  • Heaven Rejoices Article by Keith Mathison

    FROM TABLETALK | January 2010 | Zephaniah 3

    I’ve written a handful of books on a variety of topics, and one thing that occasionally happens when you publish a book is that people ask you to sign it. I think of signing autographs as something that famous people do, so it feels a bit awkward to sign a book. I’m happy to do it, however. If you’ve written a Christian book, many people will want something in addition to your signature. View Resource

  • Higher Criticism Article by Burk Parsons

    FROM TABLETALK | October 2008

    About ten years ago I had the opportunity to study under the late Dr. Harold O. J. Brown (1933–2007) at the Evangelical Preacher’s Seminary in Wittenberg, Germany. Dr. Brown was known by his students for his oral examinations, wherein he generously and humorously interrogated us on a variety of doctrinal questions that we were expected to answer on the spot. During one of his oral examinations I recall one of my fellow students speaking somewhat flippantly about the Bible. Without hesitation, looking intently at the student, Dr. Brown said, “The Bible is not just some book. It is the Word … View Resource

  • The Generous Landowner Article by Jerry Bridges

    FROM TABLETALK | August 2008

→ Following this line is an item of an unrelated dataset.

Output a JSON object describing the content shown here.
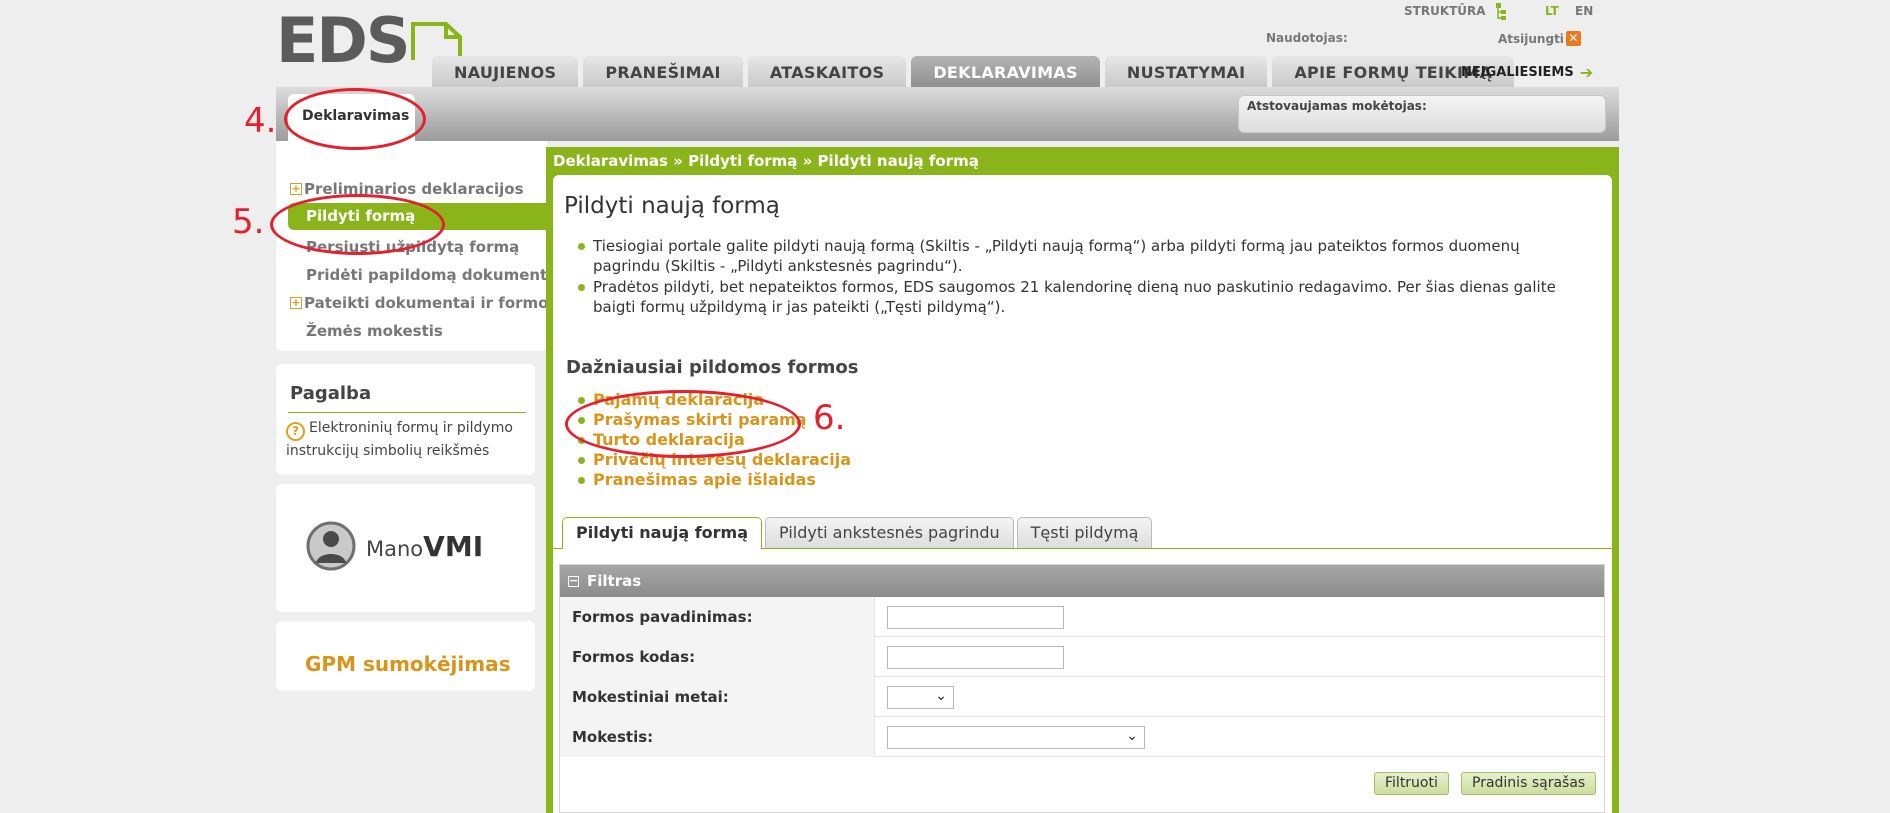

    Chapter divisions in the Bible are usually helpful as they allow us to find our way around the Scriptures. Occasionally, however, they can hinder our understanding of a passage if they cause us to look at it apart from its context. This often is the case with the parable of the laborers in the vineyard (Matt. 20:1–16). Because of the chapter division at the end of Matthew 19, we fail to understand the parable in its context of Jesus’ teaching in 19:16–30. Because that section of Matthew has already been treated in another article, we will not look at … View Resource